The Away Dinner

A guest’s report

By
Richard Cooksey

The Away Dinner weekend has become a regular feature in my walking calendar and each year I’ve joined a group of friends (members and non-members) on the road to Lake Windermere. The weekend suits all tastes, being located close to a variety of challenging and easier walks and excursions, plus a very comfortable hotel - for the second year, Briery Wood Country House. As a guest of the club, I’ve always been made very welcome and the weekend is a great introduction to the club.

Andrew Mitchell was our driver for the weekend and we arrived in Lakeland with plenty of time for a short lakeside afternoon walk with views over the distant peaks, whetting our appetite for the walks ahead. We also had time to visit the Lake District Visitor Centre at Brockhole and also White Cross Bay, where some thirty five Sunderland Flying Boats were built during World War II.
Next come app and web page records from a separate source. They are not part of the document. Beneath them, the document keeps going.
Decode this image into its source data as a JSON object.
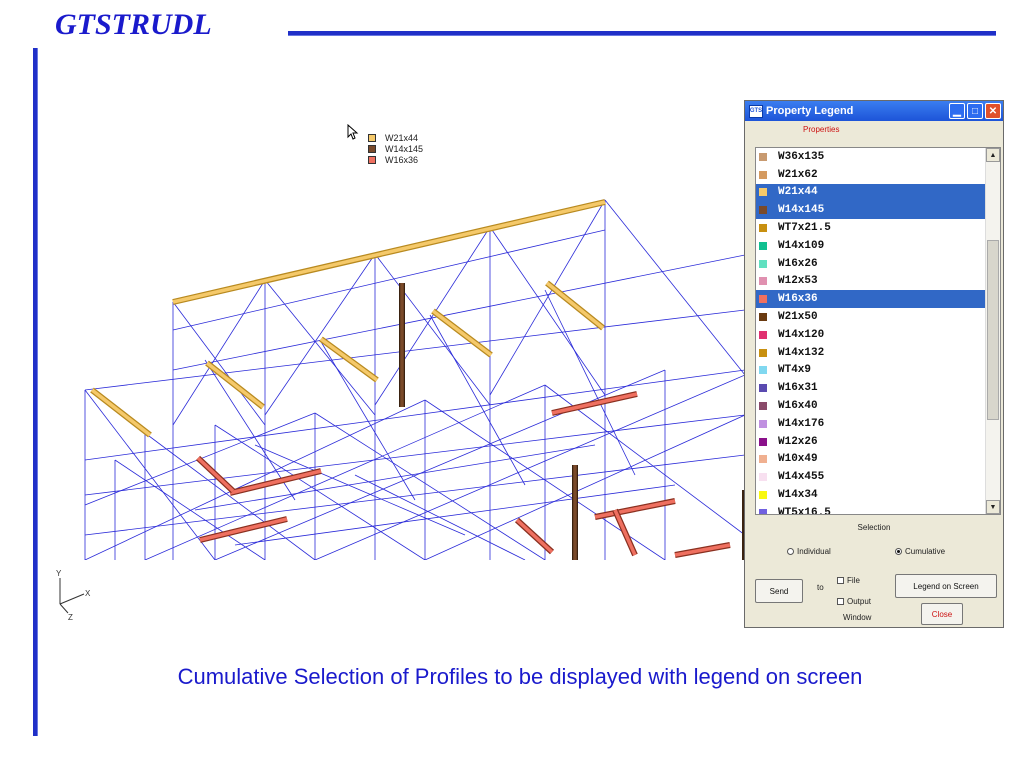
{
  "slide": {
    "title": "GTSTRUDL",
    "caption": "Cumulative Selection of Profiles to be displayed with legend on screen"
  },
  "viewport_legend": [
    {
      "label": "W21x44",
      "color": "#f5c96a"
    },
    {
      "label": "W14x145",
      "color": "#7a4a2a"
    },
    {
      "label": "W16x36",
      "color": "#ef7060"
    }
  ],
  "axis": {
    "y": "Y",
    "x": "X",
    "z": "Z"
  },
  "dialog": {
    "app_icon": "GTS",
    "title": "Property Legend",
    "subtitle": "Properties",
    "minimize_icon": "minimize-icon",
    "maximize_icon": "maximize-icon",
    "close_icon": "close-icon",
    "items": [
      {
        "label": "W36x135",
        "color": "#c89a70",
        "selected": false
      },
      {
        "label": "W21x62",
        "color": "#d49a60",
        "selected": false
      },
      {
        "label": "W21x44",
        "color": "#f5c96a",
        "selected": true
      },
      {
        "label": "W14x145",
        "color": "#7a4a2a",
        "selected": true
      },
      {
        "label": "WT7x21.5",
        "color": "#c89010",
        "selected": false
      },
      {
        "label": "W14x109",
        "color": "#10c090",
        "selected": false
      },
      {
        "label": "W16x26",
        "color": "#60e0c0",
        "selected": false
      },
      {
        "label": "W12x53",
        "color": "#e090b0",
        "selected": false
      },
      {
        "label": "W16x36",
        "color": "#ef7060",
        "selected": true
      },
      {
        "label": "W21x50",
        "color": "#6a3a10",
        "selected": false
      },
      {
        "label": "W14x120",
        "color": "#e03070",
        "selected": false
      },
      {
        "label": "W14x132",
        "color": "#c89010",
        "selected": false
      },
      {
        "label": "WT4x9",
        "color": "#80d8f0",
        "selected": false
      },
      {
        "label": "W16x31",
        "color": "#5a4ab0",
        "selected": false
      },
      {
        "label": "W16x40",
        "color": "#8a4a6a",
        "selected": false
      },
      {
        "label": "W14x176",
        "color": "#c090e0",
        "selected": false
      },
      {
        "label": "W12x26",
        "color": "#8a108a",
        "selected": false
      },
      {
        "label": "W10x49",
        "color": "#f0b090",
        "selected": false
      },
      {
        "label": "W14x455",
        "color": "#f8e0f0",
        "selected": false
      },
      {
        "label": "W14x34",
        "color": "#f8f810",
        "selected": false
      },
      {
        "label": "WT5x16.5",
        "color": "#7060e0",
        "selected": false
      }
    ],
    "selection_label": "Selection",
    "radio_individual": "Individual",
    "radio_cumulative": "Cumulative",
    "selection_mode": "Cumulative",
    "send_label": "Send",
    "to_label": "to",
    "file_label": "File",
    "output_label": "Output",
    "window_label": "Window",
    "legend_on_screen_label": "Legend on Screen",
    "close_label": "Close"
  }
}
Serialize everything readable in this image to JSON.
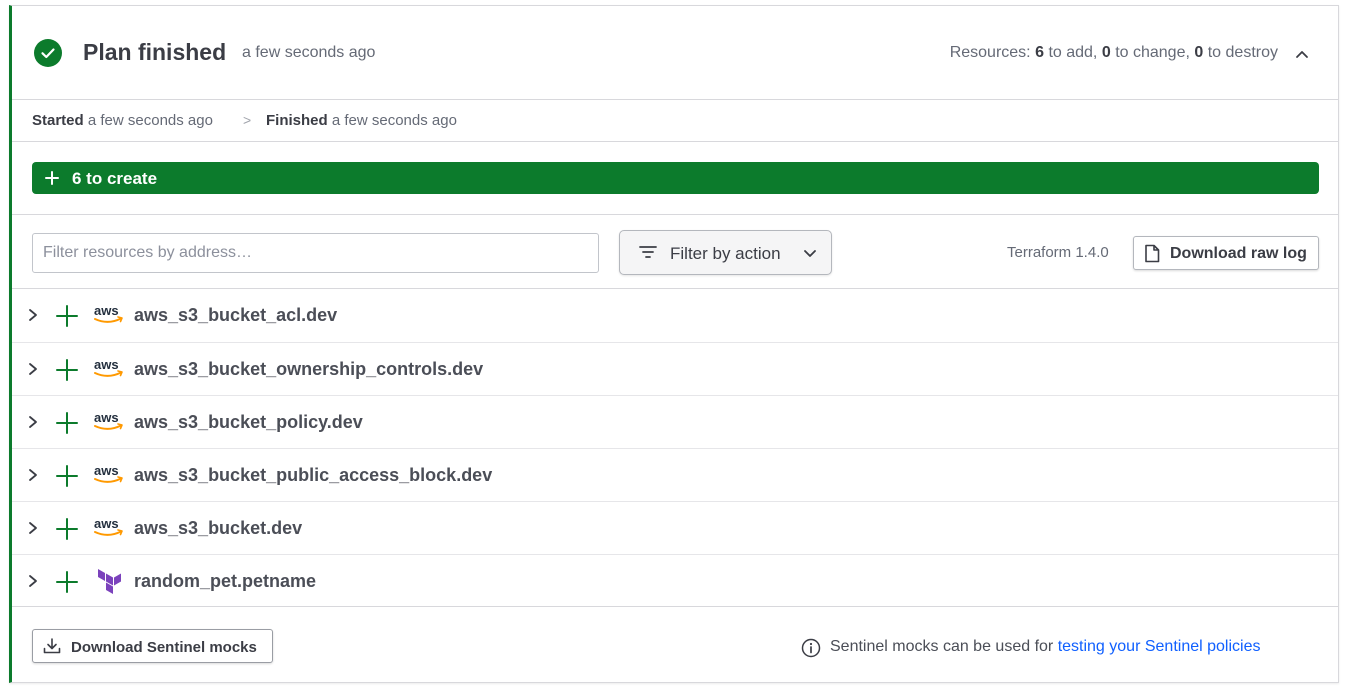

Saturday’s walk was led by Richard Cooksey and took us to Troutbeck, via “Gregg’s” at Ambleside to stock up on supplies. Our walk began near Troutbeck church, unusually named “Jesus Church” - if you are in the area, do call in and view the noted stained glass, which includes a large east window, for such a small building.

The walk included two Wainwrights, Sallows (516m) and Sour Howes (483m) – these are apparently little known beyond Wainwright collectors, but were included in Wainwright’s Far Eastern Fells book. Once you the reach top, you can see why, and we admired the 360-degree vista – research later verified that we might have been viewing to the west, Wansfell Pike, to the north, the Yoke, Ill Bell, Froswick and to the north-east, Kentmere Pike.

Following Saturday evening’s dinner of excellent food, drink and company, we were joined for the third year, by DJ Lee MacGregor from Blackpool, who was all too happy to play our musical requests, with music from the 60s to the present day.

After a busy Saturday on the fells and dance floor, we opted for a shorter walk on Sunday and the plan was to walk around Whitbarrow, but sadly a safe parking space wasn’t available, so we decided to save this hill for another time and headed for Arnside Knott (159m) instead. This is a small limestone fell perched on the coast and in fact, the lowest English Marilyn. There are still outstanding views though – to the Grange-over Sands estuary and railway (part of the Furness Line), the southern Lakeland fells and Morecambe Bay.

Thank you to all for another memorable Away Dinner weekend and especially to Richard for his organisation. If you’ve not attended before, I’d recommend it, especially as the weather is invariably good!

Richard Cooksey: Thanks to everyone who attended and also the hotel staff and the DJ for making it such a memorable weekend again. Staying for the weekend gives you a chance to do walks you can't do on the coach and also take advantage of being able to make an early start. I am hoping to finalise the details and so we can hopefully return to the same hotel next year.

This article was written by Richard Cooksey and published on this website on the 28th April 2016